The news that the apostle Paul shares with us are words we need to hear far more often than we usually do; that Christ stands with us in our trials and sufferings, even including those immortal words- that ‘while we were yet sinners, Christ died for us.’
This passage of Paul’s is all about ‘justification’; how it is that we are made right with God- not by anything we do ourselves, but as a sheer gift of grace by God.
God knows us, and the more we realize that, the better people we can become. And the more we recognize the gift of grace in our lives, the more we are able to see grace and good- ness in others. Here’s a final story, another from my week in California, sort of.
I was fortunate enough to get tickets to see the hit play ‘Hamilton’ in San Francisco. It’s been on tour for some time- even here at the Hippodrome, but I was fortunate to come across some truly discount priced tickets. So, yes, I was able to be ‘in the room where it happened.’ (As the play refers to where some big negotiations were made.)
As a student of history and having read the book by Ron Chernow some years ago, this play was a ‘must see’ for me, and it led to a few days thereafter being mildly obsessed with searching out some more nuggets of history to go a bit deeper in the story. I discovered an episode of history I never knew about, one that relates to this theme of being known by God and responding appropriately. The story has to do with the command of General George Washington and how he decided to treat prisoners of war, as opposed to how the British treated Colonial prisoners.
Though I admit that I don’t know that much of the personal faith of George Washington, I do know that he was widely regarded as a ‘God-fearing’ man and based his life on the highest ethical principles. Every morning he was said to have knelt to do his devotionals.
Long before the ‘Geneva Convention’ of the rules of war were drawn up (1929), Washington applied ‘divine principles’ to his management of the battlefield and thereafter, which led to surprising results.
After the battles of New York and Monmouth, thousands of American prisoners of war were treated with extreme cruelty by the British, many of them locked up on ‘prison ships’ in New York Harbor, poorly fed and often beaten.* (David Hackett Fischer, Washington’s Crossing)

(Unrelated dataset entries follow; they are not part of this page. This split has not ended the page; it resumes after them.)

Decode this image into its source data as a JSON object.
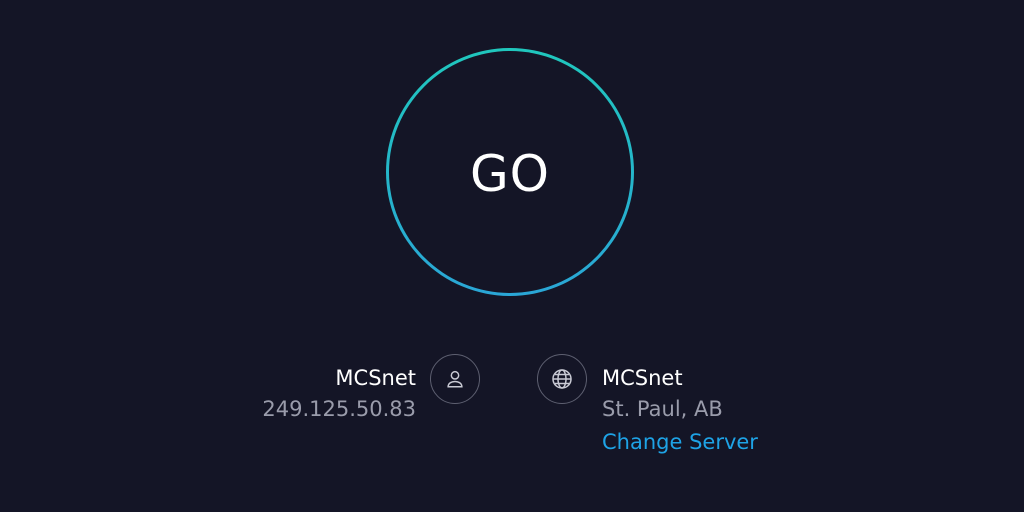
{
  "go_button": {
    "label": "GO"
  },
  "provider": {
    "name": "MCSnet",
    "ip": "249.125.50.83",
    "icon": "user-icon"
  },
  "server": {
    "name": "MCSnet",
    "location": "St. Paul, AB",
    "change_label": "Change Server",
    "icon": "globe-icon"
  },
  "colors": {
    "background": "#141526",
    "ring_top": "#20c7bd",
    "ring_bottom": "#2aa6d6",
    "link": "#1ea3e6",
    "muted_text": "#9a9cab"
  }
}
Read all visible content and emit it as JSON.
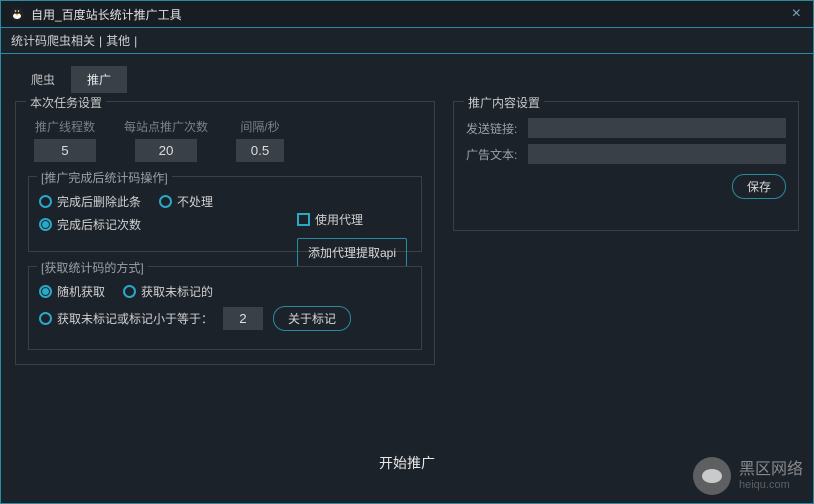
{
  "window": {
    "title": "自用_百度站长统计推广工具"
  },
  "menu": {
    "item1": "统计码爬虫相关",
    "item2": "其他",
    "sep": "|"
  },
  "tabs": {
    "crawler": "爬虫",
    "promo": "推广"
  },
  "task": {
    "legend": "本次任务设置",
    "threads_label": "推广线程数",
    "threads": "5",
    "perSite_label": "每站点推广次数",
    "perSite": "20",
    "interval_label": "间隔/秒",
    "interval": "0.5"
  },
  "ops": {
    "legend": "[推广完成后统计码操作]",
    "delete": "完成后删除此条",
    "noop": "不处理",
    "mark": "完成后标记次数"
  },
  "proxy": {
    "use": "使用代理",
    "addApi": "添加代理提取api"
  },
  "fetch": {
    "legend": "[获取统计码的方式]",
    "random": "随机获取",
    "unmarked": "获取未标记的",
    "lessThan": "获取未标记或标记小于等于：",
    "value": "2",
    "about": "关于标记"
  },
  "contentSet": {
    "legend": "推广内容设置",
    "link_label": "发送链接:",
    "link": "",
    "ad_label": "广告文本:",
    "ad": "",
    "save": "保存"
  },
  "footer": {
    "start": "开始推广"
  },
  "watermark": {
    "name": "黑区网络",
    "url": "heiqu.com"
  }
}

Yet, in contrast, after the battle of Trenton (Dec. 26, 1776), General Washington specifically ordered that both English and Hessian captives would be treated as human beings with the same rights for which Americans were striving. They were housed in tents, were well fed and relatively lightly guarded. The Hessians themselves were amazed to be treated with decency and even kindness, which led on their part to more desertions to the American side.
The moral choices made by General Washington in the War of Independence enlarged the meaning of the American Revolution. Later historians record that when questioned about this unusual and generous treatment of war prisoners, Washington simply replied that his decision reflected the mercy he was given by his creator. His was a simple and generous decision, appropriate for the moment, with implications far beyond what he anticipated. The precedent for mercy came centuries before, announced by the Apostle Paul in God’s free, undeserved grace in Christ, given to us.
As much as anything, I think the Apostle Paul would be grateful to know that 20 centuries after his writing, some people still remember his words, and take them to heart. That God’s mercy is also extended to us in Christ because of no merit of our own- but simply as a gift of God, is something we have the privilege of celebrating this morning. The mercy given us is the same mercy we are to extend to others. How difficult is that to do?
Today we are reminded of the gift of Christ’s love given us at the table, celebrating a meal together; when forgiveness was made real and tangible for those who followed Jesus.
May this meal be a gift that instills, confirms and renews in you the mercy of God in Jesus Christ in your life, that you may know yourself to be one known and cherished by God, and that you will then share the mercy given to you with others generously; in Jesus’ name. Amen